» TASK TO CARRY OUT
Repeat each line of the material below exactly as it appears, minus any pictures.

» DATA IN THIS EXERCISE
____________________
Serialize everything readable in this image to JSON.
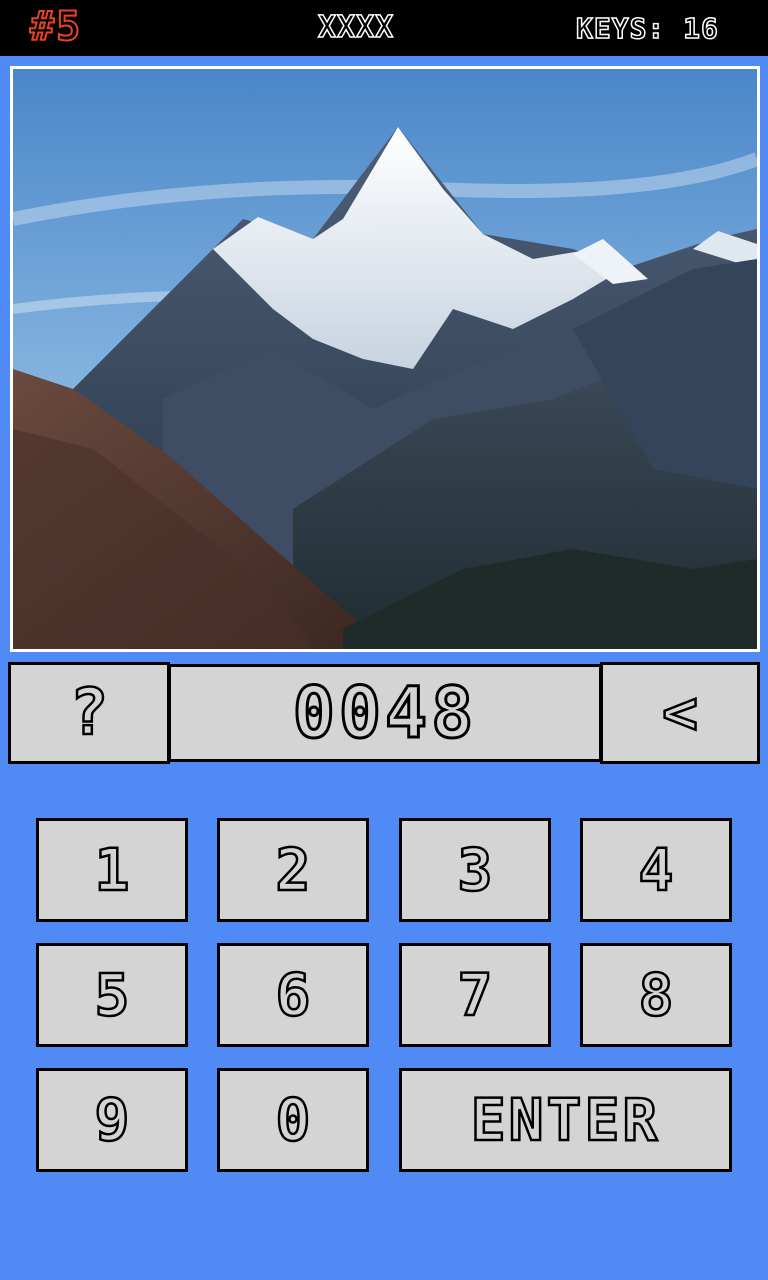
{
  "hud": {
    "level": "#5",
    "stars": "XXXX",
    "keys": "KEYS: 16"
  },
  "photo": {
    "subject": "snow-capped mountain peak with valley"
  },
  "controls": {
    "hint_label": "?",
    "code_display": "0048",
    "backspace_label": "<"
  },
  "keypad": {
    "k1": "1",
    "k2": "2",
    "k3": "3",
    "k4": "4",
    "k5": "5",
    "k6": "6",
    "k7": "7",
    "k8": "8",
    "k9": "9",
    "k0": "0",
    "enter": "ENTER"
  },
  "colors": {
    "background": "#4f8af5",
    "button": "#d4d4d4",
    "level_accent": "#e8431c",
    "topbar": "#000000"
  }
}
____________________
» WRITTEN ANSWER
Serialize everything readable in this image to JSON.
{
  "hud": {
    "level": "#5",
    "stars": "XXXX",
    "keys": "KEYS: 16"
  },
  "photo": {
    "subject": "snow-capped mountain peak with valley"
  },
  "controls": {
    "hint_label": "?",
    "code_display": "0048",
    "backspace_label": "<"
  },
  "keypad": {
    "k1": "1",
    "k2": "2",
    "k3": "3",
    "k4": "4",
    "k5": "5",
    "k6": "6",
    "k7": "7",
    "k8": "8",
    "k9": "9",
    "k0": "0",
    "enter": "ENTER"
  },
  "colors": {
    "background": "#4f8af5",
    "button": "#d4d4d4",
    "level_accent": "#e8431c",
    "topbar": "#000000"
  }
}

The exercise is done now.